One of those issues is reducing the percentage of Texas kids who lack health insurance. Texas currently has the nation’s worst uninsured rate for children, and the rate got worse over the last two years. Basic health care — including well check visits where providers can identify developmental delays in babies and toddlers and make referrals to ECI — is one of the primary building blocks of a strong early childhood. One step the Legislature can take is reducing the red tape that knocks eligible children out of their Medicaid insurance.

Another top Texas children’s issue for the next two years is preparing for implementation of the Family First Prevention Services Act, a new law restructuring federal foster care funding to states. This is particularly important to early childhood, considering that children under age six represent the majority of Texas kids who are removed from their families by Child Protective Services (CPS) and placed in foster care. If Texas takes the right step, the state can draw down additional funds to support families — for example, through substance use treatment for parents and pregnant women — and try to keep young children safely out of foster care. Ensuring that parents are healthy and financially stable is critical to the success of young children.

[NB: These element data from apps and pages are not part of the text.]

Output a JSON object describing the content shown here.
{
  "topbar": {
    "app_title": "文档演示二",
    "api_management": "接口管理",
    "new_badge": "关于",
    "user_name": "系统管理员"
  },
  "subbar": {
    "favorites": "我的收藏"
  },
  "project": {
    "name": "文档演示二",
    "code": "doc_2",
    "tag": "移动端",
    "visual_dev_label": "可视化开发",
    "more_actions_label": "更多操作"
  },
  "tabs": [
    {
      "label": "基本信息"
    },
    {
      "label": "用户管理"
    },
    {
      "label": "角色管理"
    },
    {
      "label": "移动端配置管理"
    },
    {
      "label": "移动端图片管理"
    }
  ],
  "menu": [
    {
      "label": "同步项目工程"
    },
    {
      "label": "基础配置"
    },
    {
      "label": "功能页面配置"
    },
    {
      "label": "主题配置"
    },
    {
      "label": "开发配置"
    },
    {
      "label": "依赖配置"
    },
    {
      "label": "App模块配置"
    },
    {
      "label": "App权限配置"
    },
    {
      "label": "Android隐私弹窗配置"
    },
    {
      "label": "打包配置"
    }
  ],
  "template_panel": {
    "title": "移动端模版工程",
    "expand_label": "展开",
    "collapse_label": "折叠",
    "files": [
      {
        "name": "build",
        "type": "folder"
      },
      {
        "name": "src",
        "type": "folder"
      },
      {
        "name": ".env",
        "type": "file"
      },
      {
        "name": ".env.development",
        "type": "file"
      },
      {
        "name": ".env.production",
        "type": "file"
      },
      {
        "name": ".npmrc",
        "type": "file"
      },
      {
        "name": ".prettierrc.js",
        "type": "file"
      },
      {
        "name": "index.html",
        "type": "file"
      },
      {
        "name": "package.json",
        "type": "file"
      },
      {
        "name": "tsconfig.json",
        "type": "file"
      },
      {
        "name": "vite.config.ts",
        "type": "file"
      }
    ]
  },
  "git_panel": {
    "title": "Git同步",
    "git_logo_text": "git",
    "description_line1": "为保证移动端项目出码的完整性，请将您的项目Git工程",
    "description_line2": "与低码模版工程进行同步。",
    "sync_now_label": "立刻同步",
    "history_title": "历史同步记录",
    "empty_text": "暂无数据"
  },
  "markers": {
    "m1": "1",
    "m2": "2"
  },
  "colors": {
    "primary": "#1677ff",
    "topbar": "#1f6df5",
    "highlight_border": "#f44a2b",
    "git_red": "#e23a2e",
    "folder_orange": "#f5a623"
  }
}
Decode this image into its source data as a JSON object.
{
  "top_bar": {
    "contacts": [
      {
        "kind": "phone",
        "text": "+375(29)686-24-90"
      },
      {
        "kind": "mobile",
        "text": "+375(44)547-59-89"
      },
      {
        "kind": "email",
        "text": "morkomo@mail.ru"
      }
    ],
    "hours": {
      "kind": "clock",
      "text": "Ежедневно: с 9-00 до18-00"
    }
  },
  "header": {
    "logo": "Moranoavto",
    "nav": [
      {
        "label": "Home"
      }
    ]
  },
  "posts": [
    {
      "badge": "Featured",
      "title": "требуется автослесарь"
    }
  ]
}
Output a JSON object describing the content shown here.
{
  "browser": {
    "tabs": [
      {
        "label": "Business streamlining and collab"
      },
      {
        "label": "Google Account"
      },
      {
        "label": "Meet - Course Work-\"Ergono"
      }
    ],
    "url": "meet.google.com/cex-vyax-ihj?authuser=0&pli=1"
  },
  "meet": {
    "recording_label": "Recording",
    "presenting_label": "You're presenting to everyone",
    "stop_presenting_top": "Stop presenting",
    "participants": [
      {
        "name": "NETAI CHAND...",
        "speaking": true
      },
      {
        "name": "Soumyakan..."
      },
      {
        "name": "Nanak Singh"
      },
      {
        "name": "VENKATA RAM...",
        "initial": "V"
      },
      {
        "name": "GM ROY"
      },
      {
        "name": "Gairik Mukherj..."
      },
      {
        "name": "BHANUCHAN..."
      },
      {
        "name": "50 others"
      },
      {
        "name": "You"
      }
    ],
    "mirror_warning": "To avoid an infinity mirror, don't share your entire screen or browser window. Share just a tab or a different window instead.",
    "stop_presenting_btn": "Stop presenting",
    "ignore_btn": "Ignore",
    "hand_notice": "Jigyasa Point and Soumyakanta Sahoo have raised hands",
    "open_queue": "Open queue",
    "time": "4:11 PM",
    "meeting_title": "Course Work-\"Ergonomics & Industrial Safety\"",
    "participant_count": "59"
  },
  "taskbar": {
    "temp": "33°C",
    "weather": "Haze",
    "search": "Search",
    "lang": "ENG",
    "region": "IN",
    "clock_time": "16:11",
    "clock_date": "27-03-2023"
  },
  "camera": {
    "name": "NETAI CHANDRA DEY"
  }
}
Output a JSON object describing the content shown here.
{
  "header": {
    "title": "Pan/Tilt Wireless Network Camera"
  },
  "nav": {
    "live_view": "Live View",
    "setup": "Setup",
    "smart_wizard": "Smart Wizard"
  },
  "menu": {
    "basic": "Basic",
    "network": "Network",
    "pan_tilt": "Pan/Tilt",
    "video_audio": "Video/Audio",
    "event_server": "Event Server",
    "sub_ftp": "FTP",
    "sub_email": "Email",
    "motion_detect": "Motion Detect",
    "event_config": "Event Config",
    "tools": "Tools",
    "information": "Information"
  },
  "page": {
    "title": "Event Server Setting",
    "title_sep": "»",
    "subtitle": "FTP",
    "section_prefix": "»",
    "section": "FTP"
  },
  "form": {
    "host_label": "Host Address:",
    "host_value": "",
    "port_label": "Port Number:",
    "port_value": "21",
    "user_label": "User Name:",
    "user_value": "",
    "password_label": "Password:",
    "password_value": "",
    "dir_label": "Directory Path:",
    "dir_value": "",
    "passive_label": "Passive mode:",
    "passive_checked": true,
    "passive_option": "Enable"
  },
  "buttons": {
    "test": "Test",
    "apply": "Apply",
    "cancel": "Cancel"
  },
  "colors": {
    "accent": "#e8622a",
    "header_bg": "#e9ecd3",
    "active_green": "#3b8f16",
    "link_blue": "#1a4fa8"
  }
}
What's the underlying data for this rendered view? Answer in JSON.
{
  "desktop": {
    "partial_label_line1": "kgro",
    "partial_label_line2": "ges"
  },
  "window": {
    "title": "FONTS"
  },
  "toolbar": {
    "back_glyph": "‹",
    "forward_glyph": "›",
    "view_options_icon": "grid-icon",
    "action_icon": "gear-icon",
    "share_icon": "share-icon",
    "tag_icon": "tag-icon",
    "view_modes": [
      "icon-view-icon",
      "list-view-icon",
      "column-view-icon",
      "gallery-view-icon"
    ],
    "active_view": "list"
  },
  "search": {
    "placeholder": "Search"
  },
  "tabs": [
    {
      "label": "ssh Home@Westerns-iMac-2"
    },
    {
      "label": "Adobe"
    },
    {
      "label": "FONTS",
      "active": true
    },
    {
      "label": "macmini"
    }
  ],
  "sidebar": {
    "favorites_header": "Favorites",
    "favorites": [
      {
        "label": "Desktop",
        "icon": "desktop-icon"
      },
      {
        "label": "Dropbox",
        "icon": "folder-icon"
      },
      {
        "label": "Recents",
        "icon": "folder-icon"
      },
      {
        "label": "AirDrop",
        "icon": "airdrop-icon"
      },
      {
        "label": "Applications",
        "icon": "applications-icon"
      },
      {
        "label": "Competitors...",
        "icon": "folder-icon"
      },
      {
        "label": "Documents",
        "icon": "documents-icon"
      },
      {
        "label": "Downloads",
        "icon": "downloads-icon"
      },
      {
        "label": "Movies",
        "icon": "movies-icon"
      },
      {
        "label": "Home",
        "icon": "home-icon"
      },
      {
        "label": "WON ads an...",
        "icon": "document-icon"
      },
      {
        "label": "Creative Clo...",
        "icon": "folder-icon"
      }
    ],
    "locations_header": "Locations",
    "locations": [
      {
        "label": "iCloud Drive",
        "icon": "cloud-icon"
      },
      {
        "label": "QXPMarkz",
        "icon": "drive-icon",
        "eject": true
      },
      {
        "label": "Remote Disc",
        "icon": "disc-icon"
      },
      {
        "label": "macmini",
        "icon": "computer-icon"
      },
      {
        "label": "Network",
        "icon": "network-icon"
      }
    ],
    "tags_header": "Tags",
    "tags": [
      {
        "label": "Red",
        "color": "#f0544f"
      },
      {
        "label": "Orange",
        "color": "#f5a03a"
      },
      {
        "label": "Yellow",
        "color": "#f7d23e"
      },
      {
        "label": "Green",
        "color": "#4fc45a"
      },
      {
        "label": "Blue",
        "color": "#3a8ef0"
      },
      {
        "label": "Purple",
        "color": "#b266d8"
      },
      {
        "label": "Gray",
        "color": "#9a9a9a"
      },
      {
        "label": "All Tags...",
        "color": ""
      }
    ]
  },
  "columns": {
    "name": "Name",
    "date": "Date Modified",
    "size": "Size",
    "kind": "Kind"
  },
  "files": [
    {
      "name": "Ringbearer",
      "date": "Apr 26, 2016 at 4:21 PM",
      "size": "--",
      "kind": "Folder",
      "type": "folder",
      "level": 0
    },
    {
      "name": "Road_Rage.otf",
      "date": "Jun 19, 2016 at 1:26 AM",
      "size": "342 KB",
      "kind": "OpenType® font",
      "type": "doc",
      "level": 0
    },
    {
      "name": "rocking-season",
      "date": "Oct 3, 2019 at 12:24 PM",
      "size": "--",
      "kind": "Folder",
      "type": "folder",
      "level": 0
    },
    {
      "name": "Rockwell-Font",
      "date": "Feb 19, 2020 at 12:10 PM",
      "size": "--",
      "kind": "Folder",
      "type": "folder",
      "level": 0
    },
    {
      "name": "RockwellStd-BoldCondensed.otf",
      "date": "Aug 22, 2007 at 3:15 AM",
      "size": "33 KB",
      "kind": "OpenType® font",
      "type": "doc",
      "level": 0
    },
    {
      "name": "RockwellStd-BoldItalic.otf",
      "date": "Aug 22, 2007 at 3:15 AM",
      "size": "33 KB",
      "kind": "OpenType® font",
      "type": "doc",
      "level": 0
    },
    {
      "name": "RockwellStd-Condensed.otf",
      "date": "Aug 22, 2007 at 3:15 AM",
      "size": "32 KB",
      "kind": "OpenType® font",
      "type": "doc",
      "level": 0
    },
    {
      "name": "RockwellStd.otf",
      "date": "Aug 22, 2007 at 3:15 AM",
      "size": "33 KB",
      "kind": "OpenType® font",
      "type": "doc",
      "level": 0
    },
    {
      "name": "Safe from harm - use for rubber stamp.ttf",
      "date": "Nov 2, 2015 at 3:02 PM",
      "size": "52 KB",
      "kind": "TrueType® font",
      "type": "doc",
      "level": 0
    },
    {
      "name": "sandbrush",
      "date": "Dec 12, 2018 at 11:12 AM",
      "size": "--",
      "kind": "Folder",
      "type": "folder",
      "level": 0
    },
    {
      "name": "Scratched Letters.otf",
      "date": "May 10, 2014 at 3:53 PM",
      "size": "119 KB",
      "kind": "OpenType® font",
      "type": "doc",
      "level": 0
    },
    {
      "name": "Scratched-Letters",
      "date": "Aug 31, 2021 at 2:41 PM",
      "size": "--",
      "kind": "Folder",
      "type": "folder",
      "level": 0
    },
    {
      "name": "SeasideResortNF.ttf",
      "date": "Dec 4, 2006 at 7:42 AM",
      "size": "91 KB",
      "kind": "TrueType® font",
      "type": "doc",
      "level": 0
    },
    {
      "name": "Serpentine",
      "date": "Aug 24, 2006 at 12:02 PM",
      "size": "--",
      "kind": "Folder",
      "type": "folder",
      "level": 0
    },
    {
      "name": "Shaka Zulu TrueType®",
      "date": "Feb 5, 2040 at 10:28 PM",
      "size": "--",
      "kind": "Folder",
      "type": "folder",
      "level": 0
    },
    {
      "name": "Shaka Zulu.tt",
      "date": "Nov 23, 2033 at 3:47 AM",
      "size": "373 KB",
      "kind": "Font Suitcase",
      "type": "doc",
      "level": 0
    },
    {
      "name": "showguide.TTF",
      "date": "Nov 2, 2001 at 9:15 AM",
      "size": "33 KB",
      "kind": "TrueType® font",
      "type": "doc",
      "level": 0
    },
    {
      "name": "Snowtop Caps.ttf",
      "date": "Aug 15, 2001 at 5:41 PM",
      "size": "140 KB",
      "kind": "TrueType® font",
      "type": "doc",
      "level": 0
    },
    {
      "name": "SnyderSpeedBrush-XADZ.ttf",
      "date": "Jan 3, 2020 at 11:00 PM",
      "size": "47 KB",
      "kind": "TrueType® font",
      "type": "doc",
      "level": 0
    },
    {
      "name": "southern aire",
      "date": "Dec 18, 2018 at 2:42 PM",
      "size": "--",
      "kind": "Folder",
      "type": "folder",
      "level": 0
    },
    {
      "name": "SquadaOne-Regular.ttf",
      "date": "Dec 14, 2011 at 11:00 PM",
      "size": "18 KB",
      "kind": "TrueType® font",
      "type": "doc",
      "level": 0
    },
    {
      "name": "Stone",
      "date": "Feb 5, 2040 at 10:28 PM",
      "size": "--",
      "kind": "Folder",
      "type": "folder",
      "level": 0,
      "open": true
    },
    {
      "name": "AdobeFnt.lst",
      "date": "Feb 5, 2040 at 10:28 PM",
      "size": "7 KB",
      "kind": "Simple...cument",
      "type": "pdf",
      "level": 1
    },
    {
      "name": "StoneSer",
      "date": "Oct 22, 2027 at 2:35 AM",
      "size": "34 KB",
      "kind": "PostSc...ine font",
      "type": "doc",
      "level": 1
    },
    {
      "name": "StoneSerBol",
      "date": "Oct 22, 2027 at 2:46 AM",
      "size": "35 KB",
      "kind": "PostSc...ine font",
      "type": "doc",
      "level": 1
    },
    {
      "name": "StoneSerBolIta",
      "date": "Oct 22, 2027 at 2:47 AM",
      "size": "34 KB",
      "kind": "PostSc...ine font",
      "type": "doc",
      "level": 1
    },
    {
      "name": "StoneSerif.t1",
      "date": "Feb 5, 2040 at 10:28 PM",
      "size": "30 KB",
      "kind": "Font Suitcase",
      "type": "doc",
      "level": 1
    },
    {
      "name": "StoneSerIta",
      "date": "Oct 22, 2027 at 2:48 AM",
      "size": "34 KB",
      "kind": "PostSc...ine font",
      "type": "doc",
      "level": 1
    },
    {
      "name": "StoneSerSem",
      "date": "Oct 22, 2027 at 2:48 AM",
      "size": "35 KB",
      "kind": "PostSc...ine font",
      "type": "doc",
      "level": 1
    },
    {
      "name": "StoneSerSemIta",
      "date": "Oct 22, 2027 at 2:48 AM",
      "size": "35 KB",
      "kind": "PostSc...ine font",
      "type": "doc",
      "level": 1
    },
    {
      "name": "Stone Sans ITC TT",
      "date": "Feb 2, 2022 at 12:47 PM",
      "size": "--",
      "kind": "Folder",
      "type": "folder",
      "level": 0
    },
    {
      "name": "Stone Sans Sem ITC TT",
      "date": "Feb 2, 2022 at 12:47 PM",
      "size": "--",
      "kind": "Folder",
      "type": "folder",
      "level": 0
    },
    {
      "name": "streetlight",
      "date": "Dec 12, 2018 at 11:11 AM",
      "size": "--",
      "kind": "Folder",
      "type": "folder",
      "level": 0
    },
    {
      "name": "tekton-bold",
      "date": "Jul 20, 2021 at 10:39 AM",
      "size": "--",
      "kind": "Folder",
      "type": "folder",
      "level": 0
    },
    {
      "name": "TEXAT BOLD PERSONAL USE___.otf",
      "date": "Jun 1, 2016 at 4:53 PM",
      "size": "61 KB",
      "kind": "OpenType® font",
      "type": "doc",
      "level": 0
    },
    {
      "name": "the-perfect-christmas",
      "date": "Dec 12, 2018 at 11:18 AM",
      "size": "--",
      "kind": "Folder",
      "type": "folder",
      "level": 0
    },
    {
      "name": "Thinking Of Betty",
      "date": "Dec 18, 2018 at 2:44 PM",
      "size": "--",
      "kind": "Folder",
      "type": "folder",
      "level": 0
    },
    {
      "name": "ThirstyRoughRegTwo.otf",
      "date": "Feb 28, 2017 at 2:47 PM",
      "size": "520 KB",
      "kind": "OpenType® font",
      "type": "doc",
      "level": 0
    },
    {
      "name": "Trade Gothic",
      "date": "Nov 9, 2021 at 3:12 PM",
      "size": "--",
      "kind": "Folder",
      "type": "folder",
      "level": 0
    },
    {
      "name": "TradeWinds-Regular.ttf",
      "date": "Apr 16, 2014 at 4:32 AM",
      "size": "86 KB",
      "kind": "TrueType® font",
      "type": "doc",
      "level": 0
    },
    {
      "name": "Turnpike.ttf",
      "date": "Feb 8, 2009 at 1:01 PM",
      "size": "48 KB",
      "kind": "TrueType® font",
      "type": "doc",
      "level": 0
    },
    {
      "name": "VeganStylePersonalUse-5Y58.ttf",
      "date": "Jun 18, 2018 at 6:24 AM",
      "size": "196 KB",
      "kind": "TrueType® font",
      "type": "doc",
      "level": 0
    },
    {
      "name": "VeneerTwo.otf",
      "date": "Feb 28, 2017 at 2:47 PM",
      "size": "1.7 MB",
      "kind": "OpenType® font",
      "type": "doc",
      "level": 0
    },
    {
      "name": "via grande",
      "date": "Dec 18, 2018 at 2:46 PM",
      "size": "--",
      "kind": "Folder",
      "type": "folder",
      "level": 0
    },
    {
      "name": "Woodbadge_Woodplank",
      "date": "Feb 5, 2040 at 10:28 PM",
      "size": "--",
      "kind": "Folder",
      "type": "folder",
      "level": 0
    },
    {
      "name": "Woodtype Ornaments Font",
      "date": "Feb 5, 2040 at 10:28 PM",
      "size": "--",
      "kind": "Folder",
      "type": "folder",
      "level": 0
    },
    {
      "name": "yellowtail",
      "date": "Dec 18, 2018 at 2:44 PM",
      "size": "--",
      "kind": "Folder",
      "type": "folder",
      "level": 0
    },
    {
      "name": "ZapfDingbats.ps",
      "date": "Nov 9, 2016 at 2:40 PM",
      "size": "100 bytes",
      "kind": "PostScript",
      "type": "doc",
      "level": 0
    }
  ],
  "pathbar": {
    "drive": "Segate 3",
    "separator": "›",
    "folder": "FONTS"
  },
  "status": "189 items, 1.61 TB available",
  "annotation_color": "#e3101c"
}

Texans Care for Children is working in conjunction with state leaders, advocates, and local partners to help guide the next steps of early childhood policy. The Texas Early Learning Council, community coalitions like Early Matters, the Prenatal-to-Three policy collaborative, as well as the University of Texas’ Prenatal-to-Three Policy Impact Center at the LBJ school, can help pave the way to a Texas where all children have the opportunity of a strong, healthy start. We look forward to seeing what we can accomplish together to support our youngest Texans and create a bright future for the state of Texas.